----- MATERIAL TO PROCESS -----

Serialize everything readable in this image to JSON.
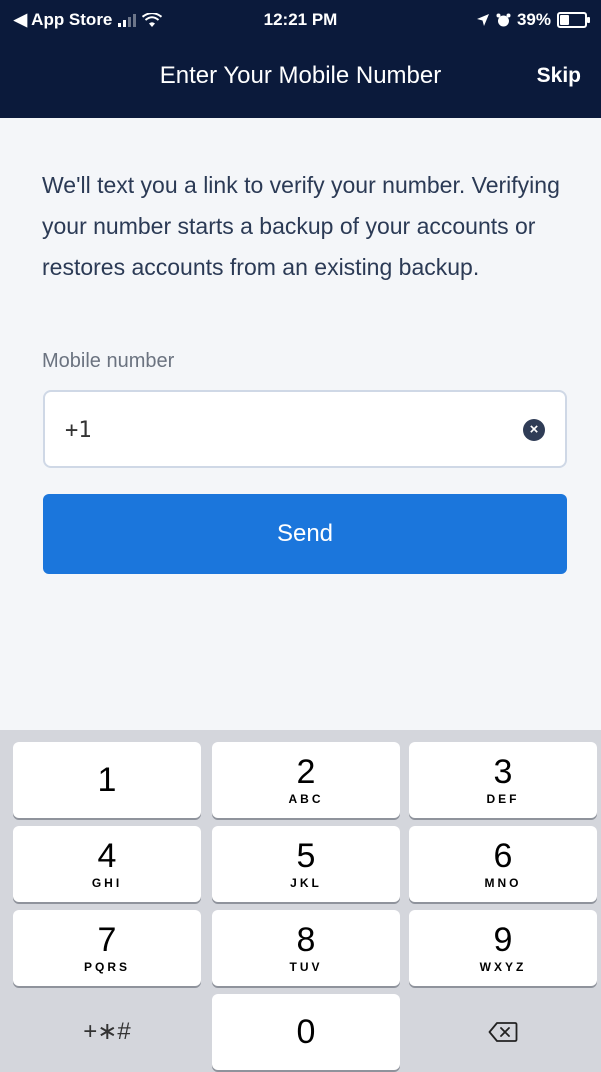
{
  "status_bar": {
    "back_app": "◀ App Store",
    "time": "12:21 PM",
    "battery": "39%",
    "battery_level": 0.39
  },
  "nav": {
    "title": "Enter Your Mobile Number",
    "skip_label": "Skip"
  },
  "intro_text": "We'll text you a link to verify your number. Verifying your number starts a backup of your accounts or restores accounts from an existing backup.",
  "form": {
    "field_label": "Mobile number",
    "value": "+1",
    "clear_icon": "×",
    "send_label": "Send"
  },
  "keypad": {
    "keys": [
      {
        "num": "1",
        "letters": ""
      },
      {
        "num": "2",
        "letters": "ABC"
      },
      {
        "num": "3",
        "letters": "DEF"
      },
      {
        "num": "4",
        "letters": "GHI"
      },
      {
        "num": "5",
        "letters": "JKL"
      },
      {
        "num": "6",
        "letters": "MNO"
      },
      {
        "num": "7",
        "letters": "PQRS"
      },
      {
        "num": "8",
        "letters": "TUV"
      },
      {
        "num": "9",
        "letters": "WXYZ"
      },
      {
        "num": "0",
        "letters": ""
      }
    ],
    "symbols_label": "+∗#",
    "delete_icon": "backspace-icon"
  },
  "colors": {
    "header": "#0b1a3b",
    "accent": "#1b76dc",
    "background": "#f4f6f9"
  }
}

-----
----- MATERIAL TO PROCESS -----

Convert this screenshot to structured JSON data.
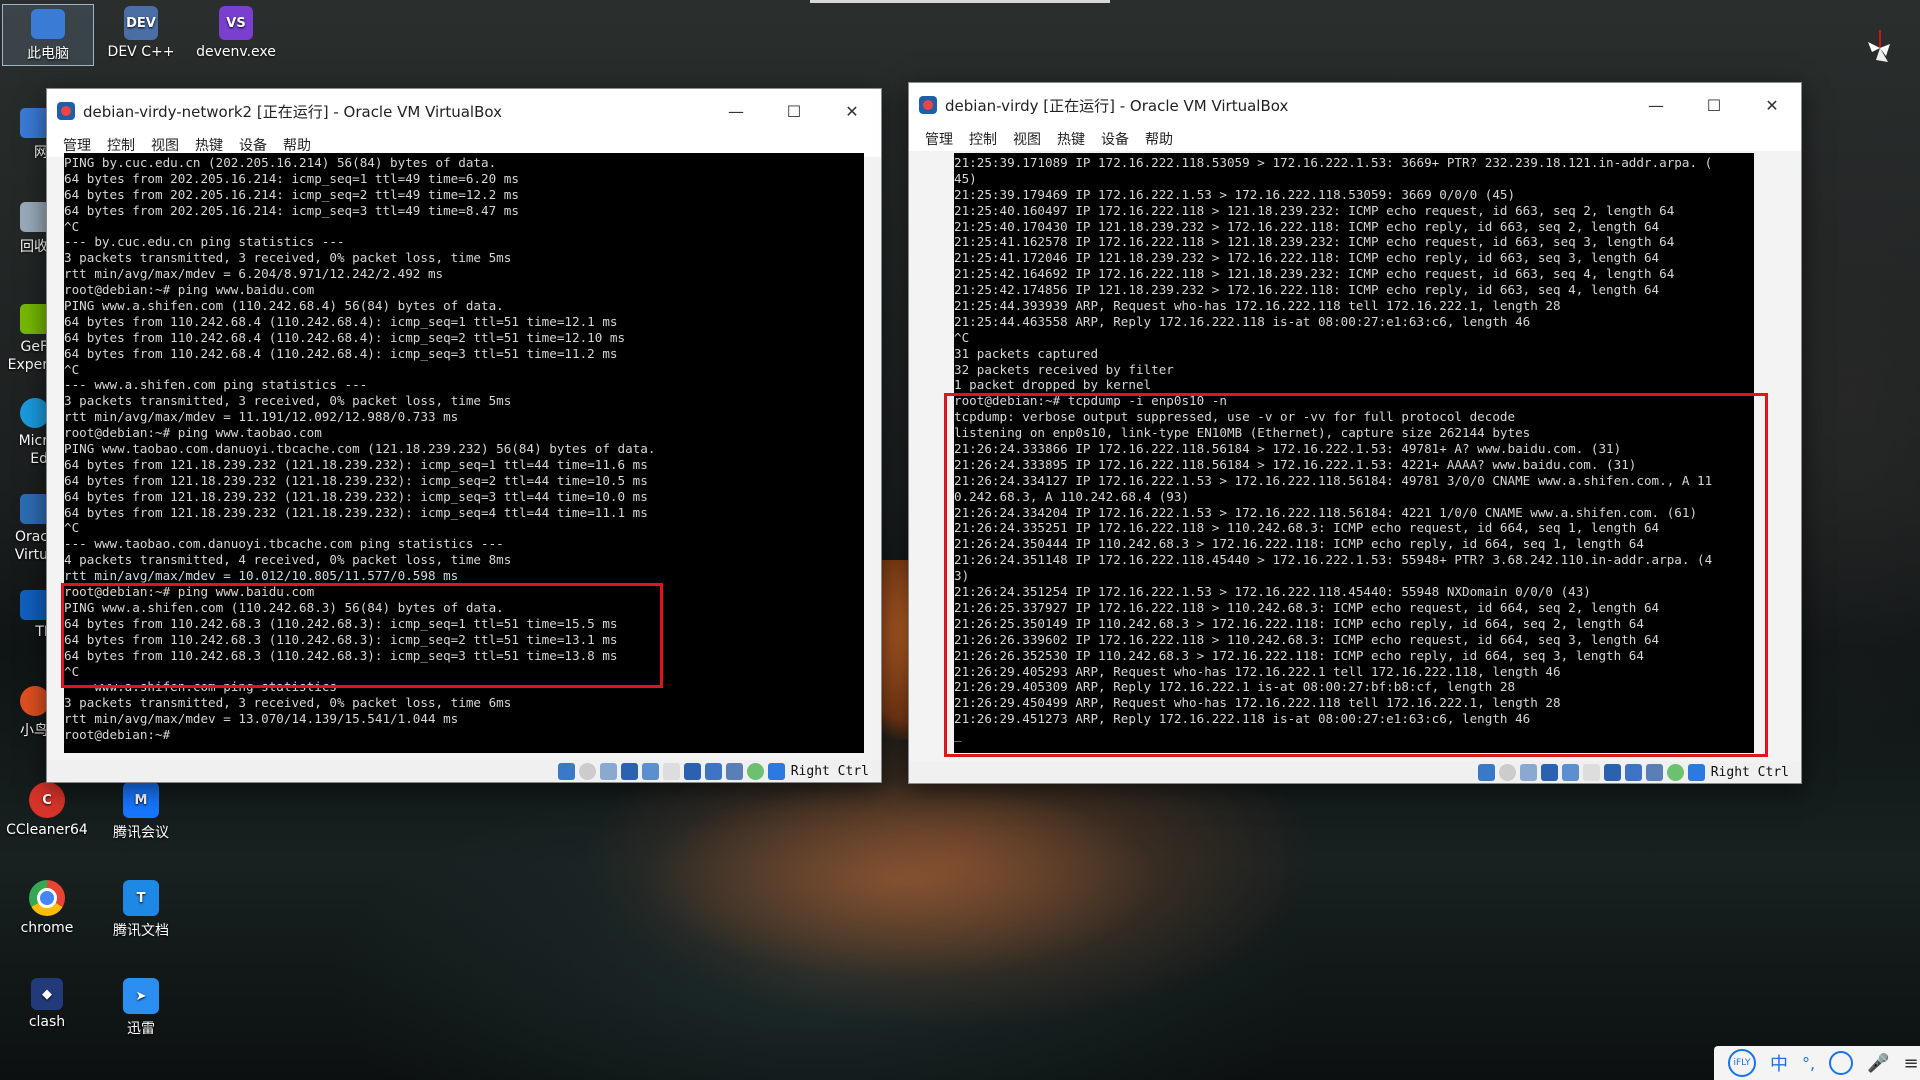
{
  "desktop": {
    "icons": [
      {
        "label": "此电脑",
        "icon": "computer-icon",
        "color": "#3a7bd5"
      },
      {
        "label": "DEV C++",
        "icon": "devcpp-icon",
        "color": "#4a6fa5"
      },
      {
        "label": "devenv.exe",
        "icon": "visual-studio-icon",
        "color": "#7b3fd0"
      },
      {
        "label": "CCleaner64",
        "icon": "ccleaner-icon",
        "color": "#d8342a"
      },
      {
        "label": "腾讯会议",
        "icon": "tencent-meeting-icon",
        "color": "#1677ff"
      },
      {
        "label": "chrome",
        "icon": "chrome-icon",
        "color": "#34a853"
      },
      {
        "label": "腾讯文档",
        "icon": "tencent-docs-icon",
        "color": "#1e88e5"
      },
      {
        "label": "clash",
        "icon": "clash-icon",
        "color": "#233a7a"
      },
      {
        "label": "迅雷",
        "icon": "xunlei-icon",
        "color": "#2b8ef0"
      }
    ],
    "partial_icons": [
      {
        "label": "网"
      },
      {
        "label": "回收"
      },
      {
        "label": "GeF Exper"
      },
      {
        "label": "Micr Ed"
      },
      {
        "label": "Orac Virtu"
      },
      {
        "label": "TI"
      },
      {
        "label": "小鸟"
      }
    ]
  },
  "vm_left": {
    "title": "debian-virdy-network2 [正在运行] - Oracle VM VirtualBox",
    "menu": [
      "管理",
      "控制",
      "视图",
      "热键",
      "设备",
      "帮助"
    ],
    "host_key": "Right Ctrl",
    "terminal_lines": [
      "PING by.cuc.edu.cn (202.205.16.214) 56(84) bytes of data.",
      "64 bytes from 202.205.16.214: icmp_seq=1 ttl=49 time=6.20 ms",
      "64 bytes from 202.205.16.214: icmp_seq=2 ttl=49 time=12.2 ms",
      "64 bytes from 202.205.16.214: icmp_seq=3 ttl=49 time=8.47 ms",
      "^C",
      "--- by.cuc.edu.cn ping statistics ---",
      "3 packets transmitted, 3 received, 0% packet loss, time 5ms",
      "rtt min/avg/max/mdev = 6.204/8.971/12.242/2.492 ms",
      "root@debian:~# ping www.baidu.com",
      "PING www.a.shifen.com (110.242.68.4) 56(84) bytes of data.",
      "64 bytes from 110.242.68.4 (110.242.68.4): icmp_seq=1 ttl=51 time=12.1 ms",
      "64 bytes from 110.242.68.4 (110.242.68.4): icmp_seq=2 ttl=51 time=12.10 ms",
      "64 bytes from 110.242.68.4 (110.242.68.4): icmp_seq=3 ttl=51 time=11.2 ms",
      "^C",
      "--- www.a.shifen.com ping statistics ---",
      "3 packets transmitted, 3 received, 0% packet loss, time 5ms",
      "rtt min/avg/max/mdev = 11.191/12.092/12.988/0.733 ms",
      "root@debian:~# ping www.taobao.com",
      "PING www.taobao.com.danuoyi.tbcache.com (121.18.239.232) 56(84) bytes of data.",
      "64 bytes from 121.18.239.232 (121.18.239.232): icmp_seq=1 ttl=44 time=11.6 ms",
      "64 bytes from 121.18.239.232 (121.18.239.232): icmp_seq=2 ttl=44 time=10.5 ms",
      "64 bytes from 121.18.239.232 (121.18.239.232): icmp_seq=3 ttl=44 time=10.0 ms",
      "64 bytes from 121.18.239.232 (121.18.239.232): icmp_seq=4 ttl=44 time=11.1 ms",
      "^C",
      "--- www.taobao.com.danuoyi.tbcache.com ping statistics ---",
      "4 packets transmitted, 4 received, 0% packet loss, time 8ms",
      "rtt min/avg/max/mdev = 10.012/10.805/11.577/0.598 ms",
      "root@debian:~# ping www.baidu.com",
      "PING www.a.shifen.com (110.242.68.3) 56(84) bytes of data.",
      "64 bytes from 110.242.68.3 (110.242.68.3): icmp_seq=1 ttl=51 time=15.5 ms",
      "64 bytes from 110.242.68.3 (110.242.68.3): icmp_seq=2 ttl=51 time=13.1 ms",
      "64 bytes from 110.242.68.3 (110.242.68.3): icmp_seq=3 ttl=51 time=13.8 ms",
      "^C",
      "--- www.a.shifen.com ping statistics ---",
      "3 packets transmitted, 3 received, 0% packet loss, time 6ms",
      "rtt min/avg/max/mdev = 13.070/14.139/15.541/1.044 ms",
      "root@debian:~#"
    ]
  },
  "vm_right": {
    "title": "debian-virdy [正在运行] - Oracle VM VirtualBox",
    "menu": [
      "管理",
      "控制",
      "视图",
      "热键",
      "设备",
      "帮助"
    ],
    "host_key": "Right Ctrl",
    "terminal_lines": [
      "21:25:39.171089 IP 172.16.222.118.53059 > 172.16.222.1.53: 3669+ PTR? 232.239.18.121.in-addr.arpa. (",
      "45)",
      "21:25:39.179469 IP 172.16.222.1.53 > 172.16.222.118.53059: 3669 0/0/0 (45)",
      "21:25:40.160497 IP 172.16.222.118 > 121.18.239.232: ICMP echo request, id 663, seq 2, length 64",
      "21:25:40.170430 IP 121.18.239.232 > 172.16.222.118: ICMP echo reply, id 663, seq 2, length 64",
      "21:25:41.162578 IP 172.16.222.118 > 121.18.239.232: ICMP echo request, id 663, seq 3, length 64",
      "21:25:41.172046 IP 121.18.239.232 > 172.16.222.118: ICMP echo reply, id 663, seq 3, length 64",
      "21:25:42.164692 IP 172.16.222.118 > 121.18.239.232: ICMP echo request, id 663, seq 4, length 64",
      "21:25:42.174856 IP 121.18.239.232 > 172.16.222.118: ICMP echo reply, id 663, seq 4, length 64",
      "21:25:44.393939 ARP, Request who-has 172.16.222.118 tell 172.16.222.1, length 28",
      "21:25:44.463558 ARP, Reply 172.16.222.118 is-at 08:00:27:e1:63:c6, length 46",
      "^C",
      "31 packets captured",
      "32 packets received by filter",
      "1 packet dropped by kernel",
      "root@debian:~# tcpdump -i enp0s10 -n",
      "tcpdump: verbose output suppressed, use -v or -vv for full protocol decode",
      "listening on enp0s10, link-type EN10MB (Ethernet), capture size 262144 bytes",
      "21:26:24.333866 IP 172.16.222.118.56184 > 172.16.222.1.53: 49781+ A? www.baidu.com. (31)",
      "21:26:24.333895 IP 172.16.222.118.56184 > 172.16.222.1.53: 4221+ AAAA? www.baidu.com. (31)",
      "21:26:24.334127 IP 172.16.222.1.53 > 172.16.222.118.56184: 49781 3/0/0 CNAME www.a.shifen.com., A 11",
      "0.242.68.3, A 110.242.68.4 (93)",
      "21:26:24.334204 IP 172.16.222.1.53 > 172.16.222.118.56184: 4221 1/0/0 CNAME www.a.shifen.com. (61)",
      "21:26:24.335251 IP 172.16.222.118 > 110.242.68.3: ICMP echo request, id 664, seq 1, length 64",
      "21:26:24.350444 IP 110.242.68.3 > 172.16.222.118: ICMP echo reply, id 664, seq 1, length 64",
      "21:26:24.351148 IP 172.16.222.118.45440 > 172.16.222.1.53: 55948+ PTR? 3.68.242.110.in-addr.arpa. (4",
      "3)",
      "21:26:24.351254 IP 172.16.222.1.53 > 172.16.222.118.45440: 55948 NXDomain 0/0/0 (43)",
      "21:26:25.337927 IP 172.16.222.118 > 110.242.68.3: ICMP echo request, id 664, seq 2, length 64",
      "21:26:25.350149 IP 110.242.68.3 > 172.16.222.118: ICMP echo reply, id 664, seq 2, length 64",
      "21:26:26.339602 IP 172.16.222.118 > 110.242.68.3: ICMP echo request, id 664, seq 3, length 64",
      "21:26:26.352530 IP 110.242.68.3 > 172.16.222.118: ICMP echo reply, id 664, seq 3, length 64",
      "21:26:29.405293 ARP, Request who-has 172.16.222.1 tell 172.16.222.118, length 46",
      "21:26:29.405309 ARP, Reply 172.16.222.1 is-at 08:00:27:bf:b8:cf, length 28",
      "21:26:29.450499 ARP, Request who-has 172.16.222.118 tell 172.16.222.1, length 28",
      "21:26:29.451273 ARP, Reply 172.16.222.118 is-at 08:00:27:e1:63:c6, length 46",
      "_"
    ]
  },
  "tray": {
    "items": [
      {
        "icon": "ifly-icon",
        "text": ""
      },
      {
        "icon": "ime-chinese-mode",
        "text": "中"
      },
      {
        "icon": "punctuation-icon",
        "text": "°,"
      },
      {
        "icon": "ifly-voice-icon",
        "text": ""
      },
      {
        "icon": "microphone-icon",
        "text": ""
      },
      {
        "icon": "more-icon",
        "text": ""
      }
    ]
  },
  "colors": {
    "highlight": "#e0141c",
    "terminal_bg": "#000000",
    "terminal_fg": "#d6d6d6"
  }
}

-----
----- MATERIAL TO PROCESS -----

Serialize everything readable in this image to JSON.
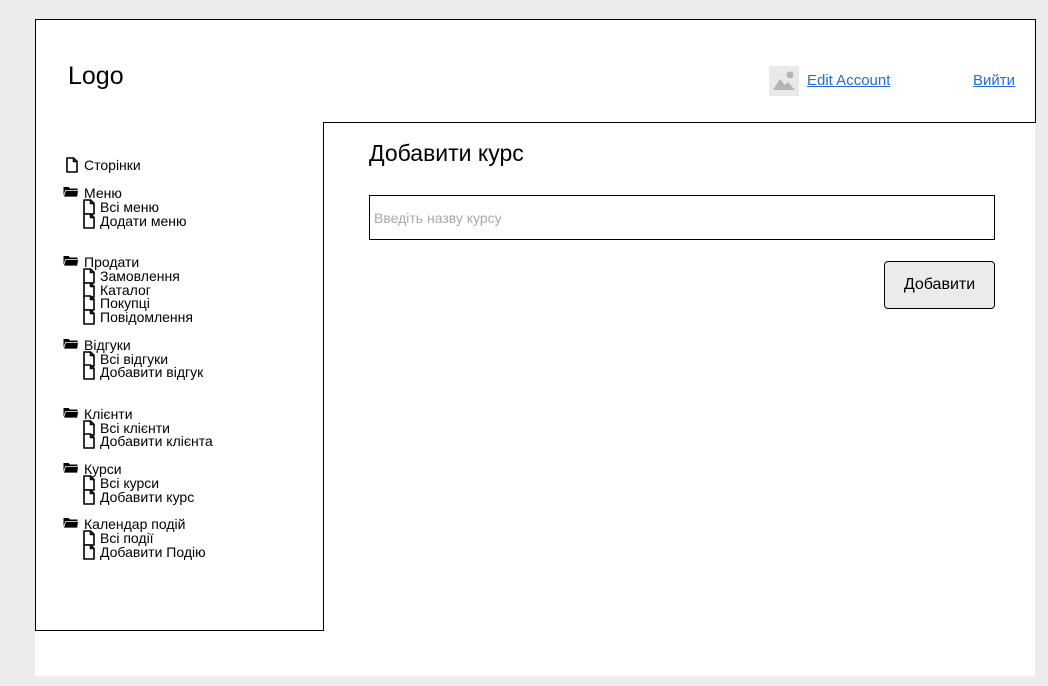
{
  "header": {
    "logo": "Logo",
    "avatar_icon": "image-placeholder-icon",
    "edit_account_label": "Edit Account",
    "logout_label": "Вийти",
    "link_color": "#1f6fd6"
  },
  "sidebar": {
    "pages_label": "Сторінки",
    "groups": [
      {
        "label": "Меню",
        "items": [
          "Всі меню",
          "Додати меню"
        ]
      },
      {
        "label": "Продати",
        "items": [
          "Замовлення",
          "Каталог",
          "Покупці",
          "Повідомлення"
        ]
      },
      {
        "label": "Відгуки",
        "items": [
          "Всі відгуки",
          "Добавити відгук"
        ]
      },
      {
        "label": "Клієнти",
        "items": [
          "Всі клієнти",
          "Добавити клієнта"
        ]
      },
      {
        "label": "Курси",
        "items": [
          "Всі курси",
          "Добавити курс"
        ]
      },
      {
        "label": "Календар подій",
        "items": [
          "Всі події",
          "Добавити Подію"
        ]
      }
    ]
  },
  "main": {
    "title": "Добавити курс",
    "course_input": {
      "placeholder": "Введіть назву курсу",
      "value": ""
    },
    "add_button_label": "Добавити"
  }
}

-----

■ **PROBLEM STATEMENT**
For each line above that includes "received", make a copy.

■ **EXERCISE OUTPUT**
      "3 packets transmitted, 3 received, 0% packet loss, time 5ms",
      "3 packets transmitted, 3 received, 0% packet loss, time 5ms",
      "4 packets transmitted, 4 received, 0% packet loss, time 8ms",
      "3 packets transmitted, 3 received, 0% packet loss, time 6ms",
      "32 packets received by filter",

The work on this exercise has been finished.